Mountain Project's determination of some of the classic, most popular, highest rated routes for Taiwan:
Featured Route For Taiwan
Goldline 5.11a 6c 22 VII+ 22 E3 5c Asia
: ... : (8) Golden Valley
Either pull bouldery, unprotected moves through the low overhang, or step up the dihedral to the left. Move into the right-leaning hand crack through the overhanging orange wall. Find painful jams to get you up to a few positive horizontals. Plug your last piece and gun it through the sidepulls and crimps to the ledge jugs. Knees are okay for the finish....[more] Browse More Classics in International
Latest Regional Forum Messages
By Matt Robertson
May 28, 2009
Long Dong currently has around 500 routes on high quality sandstone up to 70 meters high, including sport routes (5.5 to 5.14a), trad up to 5.12c, and bouldering. The area is on the Northeast Coast of Taiwan about 45 minutes from central Taipei City, and also offers great swimming and diving, hiking, amazing seafood and friendly Taiwanese culture.
By Ta-Chi Wang
May 29, 2009
To get a first look about this fabulous area and its quality of climbing, see 'Rock Climbing in Taiwan', by Matt Robertson: climbstone.com/
Hope some of my Taiwanese friends will start to put here their own photos and comments of their favorite routes at Dragon Cave.
By Jay W.
From: Longmont, CO
Feb 22, 2012
I'm thinking of moving to Taipei in a few months. Can anyone recommend a good climbing gym in the city, preferably one that offers lead climbing options?
From: Taipei City
Mar 4, 2012

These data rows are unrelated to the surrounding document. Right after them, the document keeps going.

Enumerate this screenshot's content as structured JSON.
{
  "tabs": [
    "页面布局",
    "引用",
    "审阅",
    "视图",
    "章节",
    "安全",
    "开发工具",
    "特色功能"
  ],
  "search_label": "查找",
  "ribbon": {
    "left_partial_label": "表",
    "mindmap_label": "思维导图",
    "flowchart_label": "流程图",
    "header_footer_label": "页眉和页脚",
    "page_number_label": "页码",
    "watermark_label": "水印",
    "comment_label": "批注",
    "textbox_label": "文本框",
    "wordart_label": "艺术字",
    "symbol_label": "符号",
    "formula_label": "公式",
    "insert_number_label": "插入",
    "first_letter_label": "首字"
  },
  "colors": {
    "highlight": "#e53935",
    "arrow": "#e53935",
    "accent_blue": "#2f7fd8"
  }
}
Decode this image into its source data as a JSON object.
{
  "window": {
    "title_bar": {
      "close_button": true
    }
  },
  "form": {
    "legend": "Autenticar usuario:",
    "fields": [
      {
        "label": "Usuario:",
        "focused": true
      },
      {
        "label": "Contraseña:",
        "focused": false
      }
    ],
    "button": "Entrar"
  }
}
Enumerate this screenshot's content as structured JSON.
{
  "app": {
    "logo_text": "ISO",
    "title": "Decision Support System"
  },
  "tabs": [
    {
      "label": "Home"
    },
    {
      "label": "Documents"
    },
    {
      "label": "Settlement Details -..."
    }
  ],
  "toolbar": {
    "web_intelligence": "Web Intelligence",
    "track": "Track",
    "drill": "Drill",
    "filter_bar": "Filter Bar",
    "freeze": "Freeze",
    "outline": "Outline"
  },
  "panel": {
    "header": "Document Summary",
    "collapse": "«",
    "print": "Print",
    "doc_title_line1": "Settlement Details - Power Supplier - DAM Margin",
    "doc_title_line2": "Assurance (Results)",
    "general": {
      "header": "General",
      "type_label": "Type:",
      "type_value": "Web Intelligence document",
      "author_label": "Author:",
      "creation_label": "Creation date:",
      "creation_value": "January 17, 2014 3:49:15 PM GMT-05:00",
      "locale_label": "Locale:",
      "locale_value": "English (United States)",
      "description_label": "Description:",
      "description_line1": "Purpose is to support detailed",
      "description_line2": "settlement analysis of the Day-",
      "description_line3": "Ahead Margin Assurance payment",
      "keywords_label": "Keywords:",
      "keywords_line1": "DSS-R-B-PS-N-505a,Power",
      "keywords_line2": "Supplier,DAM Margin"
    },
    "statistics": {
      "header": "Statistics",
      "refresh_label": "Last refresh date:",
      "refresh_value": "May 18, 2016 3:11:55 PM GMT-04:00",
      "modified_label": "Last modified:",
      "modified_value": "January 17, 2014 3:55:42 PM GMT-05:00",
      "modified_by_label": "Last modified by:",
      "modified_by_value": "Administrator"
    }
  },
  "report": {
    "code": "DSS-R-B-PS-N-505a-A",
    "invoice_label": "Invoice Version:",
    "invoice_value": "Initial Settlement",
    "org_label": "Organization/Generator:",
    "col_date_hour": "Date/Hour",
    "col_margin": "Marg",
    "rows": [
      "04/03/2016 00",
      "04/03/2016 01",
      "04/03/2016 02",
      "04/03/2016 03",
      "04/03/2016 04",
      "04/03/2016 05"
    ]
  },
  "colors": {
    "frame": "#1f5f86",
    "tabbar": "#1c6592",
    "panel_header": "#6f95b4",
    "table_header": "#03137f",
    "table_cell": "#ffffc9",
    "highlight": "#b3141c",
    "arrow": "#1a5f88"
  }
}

Yeah, there's quite a few gyms and outdoor walls in Taipei depending on where you live.
Matt's site is still the best info about Long Dong, but for everything else about Taiwan Rock climbing & bouldering from Gyms to walls to Climbing gear shops, check out my newly launched site TaiwanRocks.net
By Bruce Lin
Sep 19, 2013
Does anyone know if Long Dong is closed because of the recent video of the house sized boulder almost crushing that car from a couple weeks ago?
By Nate Ball
From: Taipei, TW
Sep 20, 2013
Long Dong is accessible, and was never actually closed. The boulder has been cleared and the highway re-opened. No more detours.